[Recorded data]
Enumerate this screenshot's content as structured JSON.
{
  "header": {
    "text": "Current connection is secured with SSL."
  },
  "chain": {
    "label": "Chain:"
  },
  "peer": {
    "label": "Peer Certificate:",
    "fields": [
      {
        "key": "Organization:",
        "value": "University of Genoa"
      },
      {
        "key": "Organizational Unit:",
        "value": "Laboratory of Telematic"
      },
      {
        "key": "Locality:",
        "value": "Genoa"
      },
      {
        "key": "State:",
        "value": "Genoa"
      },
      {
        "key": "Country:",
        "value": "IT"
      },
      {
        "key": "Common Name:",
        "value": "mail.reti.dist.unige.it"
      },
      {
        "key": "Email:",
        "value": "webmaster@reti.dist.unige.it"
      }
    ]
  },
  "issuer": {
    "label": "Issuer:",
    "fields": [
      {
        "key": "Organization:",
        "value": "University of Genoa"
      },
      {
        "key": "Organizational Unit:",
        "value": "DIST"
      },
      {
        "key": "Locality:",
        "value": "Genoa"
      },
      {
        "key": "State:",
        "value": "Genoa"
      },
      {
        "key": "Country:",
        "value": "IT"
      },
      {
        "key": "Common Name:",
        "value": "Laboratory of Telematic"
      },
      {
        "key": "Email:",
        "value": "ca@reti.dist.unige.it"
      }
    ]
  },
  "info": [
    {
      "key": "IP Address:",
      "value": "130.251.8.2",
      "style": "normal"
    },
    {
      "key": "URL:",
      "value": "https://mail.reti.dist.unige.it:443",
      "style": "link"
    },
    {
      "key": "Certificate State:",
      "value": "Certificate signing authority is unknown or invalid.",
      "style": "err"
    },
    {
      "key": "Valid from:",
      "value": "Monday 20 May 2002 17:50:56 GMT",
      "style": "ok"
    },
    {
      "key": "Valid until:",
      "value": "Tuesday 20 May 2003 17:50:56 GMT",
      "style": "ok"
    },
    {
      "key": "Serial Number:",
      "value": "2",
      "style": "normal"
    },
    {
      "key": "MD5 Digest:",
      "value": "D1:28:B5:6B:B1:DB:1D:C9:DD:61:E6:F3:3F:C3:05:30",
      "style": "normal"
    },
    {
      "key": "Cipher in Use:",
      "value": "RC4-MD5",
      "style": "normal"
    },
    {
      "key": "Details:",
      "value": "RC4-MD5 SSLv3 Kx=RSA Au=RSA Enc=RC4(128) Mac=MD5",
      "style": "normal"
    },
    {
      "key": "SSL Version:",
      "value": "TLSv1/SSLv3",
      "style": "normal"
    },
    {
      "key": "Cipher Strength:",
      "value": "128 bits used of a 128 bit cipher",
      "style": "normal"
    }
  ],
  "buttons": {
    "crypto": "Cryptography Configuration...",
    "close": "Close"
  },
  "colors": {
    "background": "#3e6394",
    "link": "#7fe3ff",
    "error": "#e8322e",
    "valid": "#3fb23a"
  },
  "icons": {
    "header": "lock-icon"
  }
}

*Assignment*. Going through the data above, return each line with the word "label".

*Exercise result*.
    "label": "Chain:"
    "label": "Peer Certificate:",
    "label": "Issuer:",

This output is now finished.